Using data from the San Francisco-based GIS Planning firm, BusinessWeek examined cities with populations of between 20,000 and 200,000. Interviews were conducted with local entrepreneurs and 11 factors were analyzed to determine the list of best cities.
Other small cities that host major higher educational institutions like Northwestern University also made the list, such as Cambridge, Mass.; Ann Arbor, Mich.; Boulder, Col.; Providence, R .I.; and Tempe, Ariz.
Other notable comparable small cities are those adjacent to a major city in a large metropolitan area, such as Bellevue, Wash.; Fairfax, Va.; and Overland Park, Kan. Small cities with excellent public transportation like Evanston also made the list, such as White Plaines, N.Y.; Hoboken, N.J.; and Columbia, Md.
Finally, small cities with unique quality-of-life features and extraordinary natural settings recur on the list such as Westport, Conn.; Bozeman, Mont.; Santa Fe, N.M.; and Burlington, Vt.
“We are proud to be the ‘best in class’ of small cities in the U.S., where an entrepreneur will find a high probability of success,” said Evanston Chamber Executive Director Jonathan Perman. “In these tough economic times, it’s significant that Evanston is recognized and is differentiated as we compete with other fine communities for business and jobs,” he added.
In the data analysis, Evanston scored particularly well in the percentage of workers with at least a B.A. (62.2 percent); the number of young (aged 25-34) and educated workers, whose presence indicates Evanston’s success in attracting and retaining talent among those who are most mobile; the high level of patents per capita, which shows Evanston as a place where innovative people are able to push the boundaries of research and development; the extraordinary number of small businesses present; and the number of workers in the creative professions, the Chamber reported.
“As a small business entrepreneur who came to Evanston 10 years ago because of the very attributes cited by BusinessWeek, I can attest to our City’s being a ‘best place’ to start a business,” said Evanston Chamber of Commerce President Jim Marsh, owner of Grotto Communications.
As part of its economic development efforts, the Evanston Chamber of Commerce has been reaching out to a number of business publications and media outlets to tout the strong Evanston business environment and the talent pool that is available, Mr. Perman said. With so many challenges facing local businesses, The Chamber is maximizing its marketing and communications strengths to reach new audiences across the nation and to tell the “Evanston story,” he added.

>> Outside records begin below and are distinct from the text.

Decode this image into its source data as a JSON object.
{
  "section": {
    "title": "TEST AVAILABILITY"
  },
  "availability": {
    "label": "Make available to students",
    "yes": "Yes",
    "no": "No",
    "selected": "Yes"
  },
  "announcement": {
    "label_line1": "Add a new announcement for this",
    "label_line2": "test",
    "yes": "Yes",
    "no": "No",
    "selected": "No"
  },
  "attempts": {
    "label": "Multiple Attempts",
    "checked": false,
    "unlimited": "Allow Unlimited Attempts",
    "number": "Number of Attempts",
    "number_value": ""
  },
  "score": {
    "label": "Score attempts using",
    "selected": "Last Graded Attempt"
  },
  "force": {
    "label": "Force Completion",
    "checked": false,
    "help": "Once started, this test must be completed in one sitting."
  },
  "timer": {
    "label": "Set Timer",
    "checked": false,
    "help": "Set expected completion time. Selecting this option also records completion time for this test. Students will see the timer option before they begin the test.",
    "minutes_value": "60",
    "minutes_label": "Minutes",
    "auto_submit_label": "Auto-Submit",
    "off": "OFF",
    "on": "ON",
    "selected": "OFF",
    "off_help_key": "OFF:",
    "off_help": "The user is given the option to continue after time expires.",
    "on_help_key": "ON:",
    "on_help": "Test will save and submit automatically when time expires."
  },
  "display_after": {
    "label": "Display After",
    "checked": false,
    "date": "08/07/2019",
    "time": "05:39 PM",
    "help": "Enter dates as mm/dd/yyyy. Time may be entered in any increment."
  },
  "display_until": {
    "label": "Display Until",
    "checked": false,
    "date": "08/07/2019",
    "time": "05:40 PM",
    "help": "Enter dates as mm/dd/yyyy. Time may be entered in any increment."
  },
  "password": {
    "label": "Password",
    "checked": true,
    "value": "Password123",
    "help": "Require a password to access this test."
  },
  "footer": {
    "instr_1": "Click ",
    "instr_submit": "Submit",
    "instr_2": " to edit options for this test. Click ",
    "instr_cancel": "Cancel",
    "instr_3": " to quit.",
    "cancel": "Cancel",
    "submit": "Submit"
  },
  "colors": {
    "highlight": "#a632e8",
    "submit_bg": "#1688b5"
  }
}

The BusinessWeek Magazine article quotes Doug Grimstead, chief executive officer of Evanston-based Aginity, a data analytics consulting firm. “It’s in the Midwest, so it’s not Silicon Valley, but it’s probably the closest you’re going to get. Northwestern is a great school with a lot of really good talent. It’s very close to Chicago, you can just hop on public transport and get into town. There’s a few VCs in town. Plenty of customers, lots of capital, and good people. The incubator provides a pretty good set of services. There’s a ton of entrepreneurs in Evanston.”